> **WHAT NEEDS TO BE DONE**:
The entire listing is to be repeated verbatim.

———

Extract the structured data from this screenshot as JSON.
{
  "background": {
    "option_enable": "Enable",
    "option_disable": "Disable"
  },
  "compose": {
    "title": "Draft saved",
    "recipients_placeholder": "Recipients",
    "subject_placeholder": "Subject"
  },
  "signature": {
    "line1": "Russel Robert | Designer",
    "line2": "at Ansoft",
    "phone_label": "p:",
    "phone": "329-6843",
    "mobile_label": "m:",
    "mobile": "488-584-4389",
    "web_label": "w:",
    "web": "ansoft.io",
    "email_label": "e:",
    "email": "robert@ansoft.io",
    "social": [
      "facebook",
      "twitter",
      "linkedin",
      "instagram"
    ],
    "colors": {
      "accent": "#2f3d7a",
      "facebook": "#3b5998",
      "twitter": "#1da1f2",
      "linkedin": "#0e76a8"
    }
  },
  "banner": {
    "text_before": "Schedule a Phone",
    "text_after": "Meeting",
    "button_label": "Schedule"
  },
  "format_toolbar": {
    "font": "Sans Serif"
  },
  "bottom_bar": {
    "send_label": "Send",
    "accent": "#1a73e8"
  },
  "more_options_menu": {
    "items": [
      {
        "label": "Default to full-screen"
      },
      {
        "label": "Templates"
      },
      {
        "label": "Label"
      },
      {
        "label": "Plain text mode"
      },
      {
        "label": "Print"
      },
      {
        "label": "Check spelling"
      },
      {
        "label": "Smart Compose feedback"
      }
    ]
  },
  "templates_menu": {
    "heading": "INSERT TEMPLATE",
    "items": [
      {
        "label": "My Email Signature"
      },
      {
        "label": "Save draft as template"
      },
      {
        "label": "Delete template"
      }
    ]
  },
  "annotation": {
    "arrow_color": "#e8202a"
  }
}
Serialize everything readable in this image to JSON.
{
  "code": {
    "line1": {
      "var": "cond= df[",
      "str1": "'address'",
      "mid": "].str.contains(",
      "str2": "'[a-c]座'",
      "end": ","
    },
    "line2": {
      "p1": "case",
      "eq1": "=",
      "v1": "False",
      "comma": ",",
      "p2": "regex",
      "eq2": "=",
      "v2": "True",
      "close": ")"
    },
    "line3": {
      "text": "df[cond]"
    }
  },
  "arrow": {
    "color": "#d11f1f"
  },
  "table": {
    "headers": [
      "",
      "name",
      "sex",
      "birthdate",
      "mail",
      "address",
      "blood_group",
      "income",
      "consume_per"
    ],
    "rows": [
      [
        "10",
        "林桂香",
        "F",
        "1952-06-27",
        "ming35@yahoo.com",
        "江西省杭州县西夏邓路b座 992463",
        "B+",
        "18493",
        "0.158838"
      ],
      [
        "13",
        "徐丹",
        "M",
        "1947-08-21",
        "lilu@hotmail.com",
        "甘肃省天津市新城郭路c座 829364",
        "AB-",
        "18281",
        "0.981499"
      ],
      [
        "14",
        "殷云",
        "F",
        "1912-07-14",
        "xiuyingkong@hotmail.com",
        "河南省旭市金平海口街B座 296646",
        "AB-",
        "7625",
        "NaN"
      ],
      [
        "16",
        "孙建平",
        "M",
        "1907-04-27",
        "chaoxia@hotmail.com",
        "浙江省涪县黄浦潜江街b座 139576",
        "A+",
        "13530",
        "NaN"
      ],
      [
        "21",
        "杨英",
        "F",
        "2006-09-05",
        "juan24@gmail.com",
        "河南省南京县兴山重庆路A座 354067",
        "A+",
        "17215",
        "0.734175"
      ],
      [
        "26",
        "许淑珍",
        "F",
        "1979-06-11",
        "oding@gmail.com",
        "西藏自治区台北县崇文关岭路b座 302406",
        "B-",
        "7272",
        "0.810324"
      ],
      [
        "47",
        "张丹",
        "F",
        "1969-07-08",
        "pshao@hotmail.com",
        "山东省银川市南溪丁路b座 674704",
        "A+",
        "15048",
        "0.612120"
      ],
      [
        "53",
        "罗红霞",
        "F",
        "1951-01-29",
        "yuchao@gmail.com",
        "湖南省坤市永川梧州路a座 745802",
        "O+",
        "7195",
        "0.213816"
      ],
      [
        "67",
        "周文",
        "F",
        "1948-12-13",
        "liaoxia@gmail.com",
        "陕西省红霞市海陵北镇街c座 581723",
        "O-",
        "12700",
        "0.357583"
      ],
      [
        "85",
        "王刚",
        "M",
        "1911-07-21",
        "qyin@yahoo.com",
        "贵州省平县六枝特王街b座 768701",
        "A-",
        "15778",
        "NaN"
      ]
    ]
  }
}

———

> **THE ANSWER**:
Extract the structured data from this screenshot as JSON.
{
  "background": {
    "option_enable": "Enable",
    "option_disable": "Disable"
  },
  "compose": {
    "title": "Draft saved",
    "recipients_placeholder": "Recipients",
    "subject_placeholder": "Subject"
  },
  "signature": {
    "line1": "Russel Robert | Designer",
    "line2": "at Ansoft",
    "phone_label": "p:",
    "phone": "329-6843",
    "mobile_label": "m:",
    "mobile": "488-584-4389",
    "web_label": "w:",
    "web": "ansoft.io",
    "email_label": "e:",
    "email": "robert@ansoft.io",
    "social": [
      "facebook",
      "twitter",
      "linkedin",
      "instagram"
    ],
    "colors": {
      "accent": "#2f3d7a",
      "facebook": "#3b5998",
      "twitter": "#1da1f2",
      "linkedin": "#0e76a8"
    }
  },
  "banner": {
    "text_before": "Schedule a Phone",
    "text_after": "Meeting",
    "button_label": "Schedule"
  },
  "format_toolbar": {
    "font": "Sans Serif"
  },
  "bottom_bar": {
    "send_label": "Send",
    "accent": "#1a73e8"
  },
  "more_options_menu": {
    "items": [
      {
        "label": "Default to full-screen"
      },
      {
        "label": "Templates"
      },
      {
        "label": "Label"
      },
      {
        "label": "Plain text mode"
      },
      {
        "label": "Print"
      },
      {
        "label": "Check spelling"
      },
      {
        "label": "Smart Compose feedback"
      }
    ]
  },
  "templates_menu": {
    "heading": "INSERT TEMPLATE",
    "items": [
      {
        "label": "My Email Signature"
      },
      {
        "label": "Save draft as template"
      },
      {
        "label": "Delete template"
      }
    ]
  },
  "annotation": {
    "arrow_color": "#e8202a"
  }
}
Serialize everything readable in this image to JSON.
{
  "code": {
    "line1": {
      "var": "cond= df[",
      "str1": "'address'",
      "mid": "].str.contains(",
      "str2": "'[a-c]座'",
      "end": ","
    },
    "line2": {
      "p1": "case",
      "eq1": "=",
      "v1": "False",
      "comma": ",",
      "p2": "regex",
      "eq2": "=",
      "v2": "True",
      "close": ")"
    },
    "line3": {
      "text": "df[cond]"
    }
  },
  "arrow": {
    "color": "#d11f1f"
  },
  "table": {
    "headers": [
      "",
      "name",
      "sex",
      "birthdate",
      "mail",
      "address",
      "blood_group",
      "income",
      "consume_per"
    ],
    "rows": [
      [
        "10",
        "林桂香",
        "F",
        "1952-06-27",
        "ming35@yahoo.com",
        "江西省杭州县西夏邓路b座 992463",
        "B+",
        "18493",
        "0.158838"
      ],
      [
        "13",
        "徐丹",
        "M",
        "1947-08-21",
        "lilu@hotmail.com",
        "甘肃省天津市新城郭路c座 829364",
        "AB-",
        "18281",
        "0.981499"
      ],
      [
        "14",
        "殷云",
        "F",
        "1912-07-14",
        "xiuyingkong@hotmail.com",
        "河南省旭市金平海口街B座 296646",
        "AB-",
        "7625",
        "NaN"
      ],
      [
        "16",
        "孙建平",
        "M",
        "1907-04-27",
        "chaoxia@hotmail.com",
        "浙江省涪县黄浦潜江街b座 139576",
        "A+",
        "13530",
        "NaN"
      ],
      [
        "21",
        "杨英",
        "F",
        "2006-09-05",
        "juan24@gmail.com",
        "河南省南京县兴山重庆路A座 354067",
        "A+",
        "17215",
        "0.734175"
      ],
      [
        "26",
        "许淑珍",
        "F",
        "1979-06-11",
        "oding@gmail.com",
        "西藏自治区台北县崇文关岭路b座 302406",
        "B-",
        "7272",
        "0.810324"
      ],
      [
        "47",
        "张丹",
        "F",
        "1969-07-08",
        "pshao@hotmail.com",
        "山东省银川市南溪丁路b座 674704",
        "A+",
        "15048",
        "0.612120"
      ],
      [
        "53",
        "罗红霞",
        "F",
        "1951-01-29",
        "yuchao@gmail.com",
        "湖南省坤市永川梧州路a座 745802",
        "O+",
        "7195",
        "0.213816"
      ],
      [
        "67",
        "周文",
        "F",
        "1948-12-13",
        "liaoxia@gmail.com",
        "陕西省红霞市海陵北镇街c座 581723",
        "O-",
        "12700",
        "0.357583"
      ],
      [
        "85",
        "王刚",
        "M",
        "1911-07-21",
        "qyin@yahoo.com",
        "贵州省平县六枝特王街b座 768701",
        "A-",
        "15778",
        "NaN"
      ]
    ]
  }
}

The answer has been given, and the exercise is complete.